My Life as a Zucchini (Ma vie de courgette) (2016)

I truly, truly hope that when “My Life as a Zucchini” comes to the states that people to come to see it. I want people to seek it out, I want people to take their families, and I want everyone to tell others about what is easily one of the best animated movies I’ve ever seen. “My Life as a Zucchini” is simple and it’s short, but its rich in human themes, and complex characters that you’ll fall in love with. Rest assured I fell in love with every single character, and understood even the antagonists. “My Life as a Zucchini” isn’t a film that shoehorns in a villain. It’s merely a slice of life about the pitfalls and emotional turmoil that comes with being an orphan in a very cruel, and often difficult world.

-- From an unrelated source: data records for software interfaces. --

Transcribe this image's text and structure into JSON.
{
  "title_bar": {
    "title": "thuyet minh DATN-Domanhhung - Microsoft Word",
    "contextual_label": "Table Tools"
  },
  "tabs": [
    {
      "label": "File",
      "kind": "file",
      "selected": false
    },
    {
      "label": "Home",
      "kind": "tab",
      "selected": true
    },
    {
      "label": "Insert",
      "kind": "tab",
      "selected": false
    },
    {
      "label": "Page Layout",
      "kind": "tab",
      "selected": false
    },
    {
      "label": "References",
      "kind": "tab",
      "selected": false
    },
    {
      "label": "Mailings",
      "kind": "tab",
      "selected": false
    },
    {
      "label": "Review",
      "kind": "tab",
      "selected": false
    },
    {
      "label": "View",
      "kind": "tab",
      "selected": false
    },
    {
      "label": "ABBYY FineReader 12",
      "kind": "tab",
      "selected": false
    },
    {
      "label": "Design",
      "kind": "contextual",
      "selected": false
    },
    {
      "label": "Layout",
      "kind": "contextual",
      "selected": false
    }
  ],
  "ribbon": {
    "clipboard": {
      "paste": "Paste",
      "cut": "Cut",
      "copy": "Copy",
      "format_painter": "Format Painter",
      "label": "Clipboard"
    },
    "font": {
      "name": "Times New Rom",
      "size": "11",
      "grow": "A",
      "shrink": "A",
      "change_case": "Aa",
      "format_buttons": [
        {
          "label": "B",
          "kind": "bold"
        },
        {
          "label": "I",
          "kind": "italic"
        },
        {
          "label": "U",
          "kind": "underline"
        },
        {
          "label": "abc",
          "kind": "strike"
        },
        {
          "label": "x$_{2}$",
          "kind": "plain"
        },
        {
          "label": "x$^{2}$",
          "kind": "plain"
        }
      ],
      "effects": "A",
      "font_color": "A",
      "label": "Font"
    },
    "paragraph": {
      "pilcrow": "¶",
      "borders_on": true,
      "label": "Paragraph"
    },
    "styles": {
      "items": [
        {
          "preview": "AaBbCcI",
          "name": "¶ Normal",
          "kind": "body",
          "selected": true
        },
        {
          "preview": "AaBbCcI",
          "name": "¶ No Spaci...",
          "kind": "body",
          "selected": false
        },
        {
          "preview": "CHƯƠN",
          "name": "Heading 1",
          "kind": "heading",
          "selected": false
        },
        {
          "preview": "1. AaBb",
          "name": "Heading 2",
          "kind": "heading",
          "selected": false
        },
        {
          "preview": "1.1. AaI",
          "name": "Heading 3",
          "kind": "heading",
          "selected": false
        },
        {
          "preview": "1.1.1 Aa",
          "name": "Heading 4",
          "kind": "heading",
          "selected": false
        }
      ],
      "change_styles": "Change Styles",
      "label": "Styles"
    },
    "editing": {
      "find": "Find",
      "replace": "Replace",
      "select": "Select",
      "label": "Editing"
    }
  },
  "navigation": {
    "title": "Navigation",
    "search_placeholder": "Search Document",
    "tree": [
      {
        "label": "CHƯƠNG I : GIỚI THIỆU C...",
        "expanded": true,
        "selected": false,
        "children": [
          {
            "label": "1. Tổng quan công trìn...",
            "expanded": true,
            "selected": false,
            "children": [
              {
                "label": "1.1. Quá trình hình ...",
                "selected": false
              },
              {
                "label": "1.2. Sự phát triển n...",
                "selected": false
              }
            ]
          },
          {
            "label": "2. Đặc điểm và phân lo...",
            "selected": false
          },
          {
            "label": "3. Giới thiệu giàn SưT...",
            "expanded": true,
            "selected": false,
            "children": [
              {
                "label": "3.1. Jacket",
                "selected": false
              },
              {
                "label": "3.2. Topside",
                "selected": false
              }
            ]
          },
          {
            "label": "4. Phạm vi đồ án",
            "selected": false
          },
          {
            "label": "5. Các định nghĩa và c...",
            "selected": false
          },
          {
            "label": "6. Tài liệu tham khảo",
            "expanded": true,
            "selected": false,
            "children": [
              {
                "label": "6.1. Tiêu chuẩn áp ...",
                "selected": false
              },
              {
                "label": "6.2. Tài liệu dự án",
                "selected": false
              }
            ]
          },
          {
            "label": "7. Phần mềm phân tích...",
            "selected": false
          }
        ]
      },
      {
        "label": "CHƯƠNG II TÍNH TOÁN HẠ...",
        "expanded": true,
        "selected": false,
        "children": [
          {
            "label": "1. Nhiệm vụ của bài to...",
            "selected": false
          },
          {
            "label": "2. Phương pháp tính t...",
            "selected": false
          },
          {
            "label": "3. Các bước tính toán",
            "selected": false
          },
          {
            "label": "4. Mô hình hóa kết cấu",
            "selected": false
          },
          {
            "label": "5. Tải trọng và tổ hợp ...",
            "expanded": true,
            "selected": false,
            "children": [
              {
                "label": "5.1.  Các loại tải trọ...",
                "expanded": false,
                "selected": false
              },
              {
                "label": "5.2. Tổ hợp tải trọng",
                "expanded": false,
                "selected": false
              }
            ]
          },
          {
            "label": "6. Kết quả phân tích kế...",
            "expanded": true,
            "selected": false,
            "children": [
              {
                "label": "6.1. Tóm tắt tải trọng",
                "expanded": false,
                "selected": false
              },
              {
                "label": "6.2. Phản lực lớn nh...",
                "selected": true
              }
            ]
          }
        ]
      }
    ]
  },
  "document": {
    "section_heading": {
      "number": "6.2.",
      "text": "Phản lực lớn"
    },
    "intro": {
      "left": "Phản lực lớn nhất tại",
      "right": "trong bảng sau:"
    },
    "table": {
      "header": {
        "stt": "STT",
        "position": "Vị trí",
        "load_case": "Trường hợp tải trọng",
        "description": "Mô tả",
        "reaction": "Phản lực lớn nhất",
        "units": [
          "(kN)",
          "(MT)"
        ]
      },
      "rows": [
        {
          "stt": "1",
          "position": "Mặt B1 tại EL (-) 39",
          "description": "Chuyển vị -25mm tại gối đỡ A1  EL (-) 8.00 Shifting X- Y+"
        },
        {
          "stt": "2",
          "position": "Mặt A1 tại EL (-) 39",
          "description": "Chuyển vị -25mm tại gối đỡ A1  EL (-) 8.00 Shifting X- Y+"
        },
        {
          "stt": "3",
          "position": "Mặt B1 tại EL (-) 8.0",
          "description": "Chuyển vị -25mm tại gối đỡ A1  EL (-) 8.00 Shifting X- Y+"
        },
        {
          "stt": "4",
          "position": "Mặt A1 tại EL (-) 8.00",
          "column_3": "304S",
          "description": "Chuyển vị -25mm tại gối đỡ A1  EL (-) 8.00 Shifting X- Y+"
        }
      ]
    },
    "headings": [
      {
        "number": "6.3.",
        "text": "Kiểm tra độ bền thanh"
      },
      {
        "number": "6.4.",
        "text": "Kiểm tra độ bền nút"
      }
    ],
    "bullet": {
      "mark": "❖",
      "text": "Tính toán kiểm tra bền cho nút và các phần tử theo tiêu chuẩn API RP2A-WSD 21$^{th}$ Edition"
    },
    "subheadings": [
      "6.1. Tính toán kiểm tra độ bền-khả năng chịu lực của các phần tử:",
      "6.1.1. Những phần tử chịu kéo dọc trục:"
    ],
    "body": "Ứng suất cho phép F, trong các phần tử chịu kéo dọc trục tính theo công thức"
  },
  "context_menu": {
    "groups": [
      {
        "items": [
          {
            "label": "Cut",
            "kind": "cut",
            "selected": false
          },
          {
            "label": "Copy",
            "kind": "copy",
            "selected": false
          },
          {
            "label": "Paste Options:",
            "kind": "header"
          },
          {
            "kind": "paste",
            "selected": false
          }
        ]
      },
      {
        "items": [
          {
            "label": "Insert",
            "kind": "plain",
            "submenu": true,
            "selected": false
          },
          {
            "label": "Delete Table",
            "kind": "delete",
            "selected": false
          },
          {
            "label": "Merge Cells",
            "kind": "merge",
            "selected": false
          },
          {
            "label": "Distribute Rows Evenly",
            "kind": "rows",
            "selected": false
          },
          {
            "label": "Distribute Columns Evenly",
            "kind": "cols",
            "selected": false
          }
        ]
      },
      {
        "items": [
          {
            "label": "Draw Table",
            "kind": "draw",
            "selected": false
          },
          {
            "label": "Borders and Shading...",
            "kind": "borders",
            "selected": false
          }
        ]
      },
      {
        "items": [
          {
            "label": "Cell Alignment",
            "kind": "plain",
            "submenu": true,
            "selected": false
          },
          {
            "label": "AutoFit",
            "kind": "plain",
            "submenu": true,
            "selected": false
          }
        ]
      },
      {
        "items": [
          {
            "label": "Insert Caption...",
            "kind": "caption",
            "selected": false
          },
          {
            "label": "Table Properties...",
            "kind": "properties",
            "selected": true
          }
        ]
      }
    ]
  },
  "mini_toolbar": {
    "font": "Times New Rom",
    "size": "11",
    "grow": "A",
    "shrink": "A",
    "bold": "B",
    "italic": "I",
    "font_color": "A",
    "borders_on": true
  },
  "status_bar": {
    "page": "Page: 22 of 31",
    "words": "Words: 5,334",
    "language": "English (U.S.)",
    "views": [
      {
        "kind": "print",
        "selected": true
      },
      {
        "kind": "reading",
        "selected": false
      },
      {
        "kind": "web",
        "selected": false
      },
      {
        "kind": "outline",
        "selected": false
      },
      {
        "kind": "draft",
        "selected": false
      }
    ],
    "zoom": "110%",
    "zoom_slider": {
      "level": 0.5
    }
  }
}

The characters in the film may never understand why they ended up at the orphanage they’re in, and hopefully they never will. Though many characters in the film, including Simon, the arguable head of his group knows the stories of every child in his home, he has no real grasp on the severity of their issues. These kids are damaged and broken, and may take years to heal, and find their ways in the world. Director Claude Barras implies the damage of these children through subtle bandages and stitching within their character models, while also depicting very realistic personality traits that make them victims of the adults that destroyed every essence of innocence they once owned. We meet young “Zucchini” a very alienated boy who hides in his attic bedroom drawing all day and flying kites.

After an accident, his violent alcoholic mother is accidentally killed, leaving him without parents. With the help of kind officer Raymond, Zucchini is taken to a group home where he’s forced to adapt to a small group of children. Without a single relative in the world, Zucchini is forced to deal with the normal obstacles of childhood including blooming adolescence, bullies, and the complications that life can bring children time and time again. The situation is made more difficult when new orphan Camille quickly ingratiates herself in the group home, and garners the affection of Zucchini. “My Life as a Zucchini” seeks to take a look in to the hopelessly difficult life many children face in a world that can often be violent, and mean, and force them to grow up very quickly.

Director Barras is bold enough to confront very difficult themes time again, even featuring a moment where the kids discuss the concept of sex with one another in terminology they understand. Through and through “My Life as a Zucchini” speaks to its target audience at eye level, providing a firm, beautiful understanding of how tough it is to be a child. Barras unfolds an incredibly touching and emotional tale about lost children, the bond between friends, and how family can be built literally anywhere.

Oscar Nominated and In Select Theaters Starting February 24th; Most theaters will be showing both language versions; please check local listings for details.